Everyone has experienced the feelings of guilt and shame – they’re universally human senses that often lurk just below the surface in daily life. However, they are very different emotions.
Guilt is an uncomfortable feeling when we feel like we have done something wrong.
While it can be unpleasant, it can also be a healthy and productive emotion, as it is often the result of violating our ‘inner compass’ of knowing what is right and wrong. When we feel guilt, we often say something like “I did something wrong” or “I should have followed through on that”. Guilt is about our behaviour and something we do (or don’t do). In other words, it’s a part of our ‘doing’. When we feel guilt, we can often reduce or eliminate it by getting back into alignment with our inner compass. It is a temporary state and we have the conscious ability to fix it.
Shame is much more devastating and corrosive, as it is not about something we do, but about who we are.
Shame is the feeling that there is something wrong with us at the core, which leaves us unworthy of love and connection. Shame is a core wound that is created in early childhood and remains with us throughout life. It is about our very ‘being’, and gets weaved into all of our unconscious beliefs about ourselves. It can come from traumatic experiences early in life, or from messages that were given to us from parents and caregivers.
When we are very young, we don’t have the critical thinking or conscious ability to understand or filter the messages we receive – we believe everything we’re told when we are very young.
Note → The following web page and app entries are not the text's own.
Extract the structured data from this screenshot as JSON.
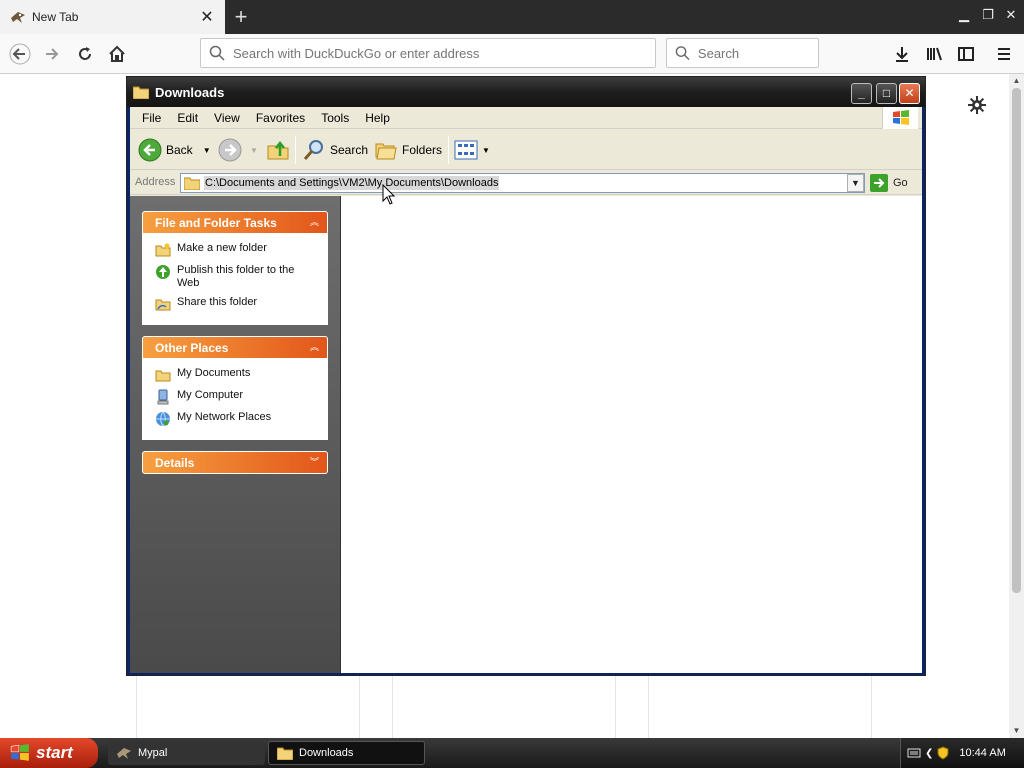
{
  "browser": {
    "tab": {
      "title": "New Tab",
      "close_icon": "close-icon"
    },
    "new_tab_icon": "plus-icon",
    "window_controls": {
      "minimize": "minimize-icon",
      "restore": "restore-icon",
      "close": "close-icon"
    },
    "nav": {
      "back": "back-arrow-icon",
      "forward": "forward-arrow-icon",
      "reload": "reload-icon",
      "home": "home-icon"
    },
    "urlbar": {
      "placeholder": "Search with DuckDuckGo or enter address"
    },
    "searchbar": {
      "placeholder": "Search"
    },
    "toolbar_icons": [
      "download-icon",
      "library-icon",
      "sidebar-icon",
      "menu-icon"
    ]
  },
  "explorer": {
    "title": "Downloads",
    "menu": [
      "File",
      "Edit",
      "View",
      "Favorites",
      "Tools",
      "Help"
    ],
    "toolbar": {
      "back": "Back",
      "search": "Search",
      "folders": "Folders"
    },
    "address": {
      "label": "Address",
      "path": "C:\\Documents and Settings\\VM2\\My Documents\\Downloads",
      "go": "Go"
    },
    "panels": {
      "tasks": {
        "title": "File and Folder Tasks",
        "items": [
          "Make a new folder",
          "Publish this folder to the Web",
          "Share this folder"
        ]
      },
      "places": {
        "title": "Other Places",
        "items": [
          "My Documents",
          "My Computer",
          "My Network Places"
        ]
      },
      "details": {
        "title": "Details"
      }
    }
  },
  "taskbar": {
    "start": "start",
    "tasks": [
      "Mypal",
      "Downloads"
    ],
    "clock": "10:44 AM"
  },
  "colors": {
    "xp_orange_start": "#f7a040",
    "xp_orange_end": "#e2561a",
    "start_red": "#e4482a",
    "titlebar": "#1e1e1e"
  }
}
A comment made in anger or ignorance by a parent or caregiver such as “stop being so sensitive”, “don’t be so stupid” or “you’re too much” can be devastating to a young child, even if it well-intentioned.
That feeling and message of shame embeds in our consciousness, and then becomes the basis of developing our ‘false self’ as we develop and grow. Deep down — often below our ability to even recognize it — we believe that the shame message is true. We then unknowingly seek out and attract people and situations that reinforce the message, because we believe it’s who we are.
For example, if a small child develops a shame message that they are stupid, that core message will trigger every time someone accidentally presses that hidden button. If the child grows up to be an entrepreneur with the hidden belief of “I am stupid”, they will feel that awful feeling every time they put themselves out there and someone rejects their message or idea.
This often leads entrepreneurs to becoming workaholics, never satisfied with what they’ve done or what they achieved — because deep down, there is a sense they are stupid .. and there is an endless need to try and overcome that internal belief with external validation. Unfortunately, no amount of external success or achievement will ever soothe that core feeling.
Everyone (and I mean everyone) has a core shame message that they carry out of childhood.
Some of the most common ones are:
- I am broken (or defective or damaged)
- I am unworthy
- I am unloveable
- I am ugly
- I am stupid
- I am alone
- I am worthless
- I am dangerous
- I am unwanted
Doing the work to get in touch with your shame message is one of the most potent and transformational things you can do for yourself. Once you can recognize the false message you developed as a small child, you can begin the work to dismantle that message and pattern.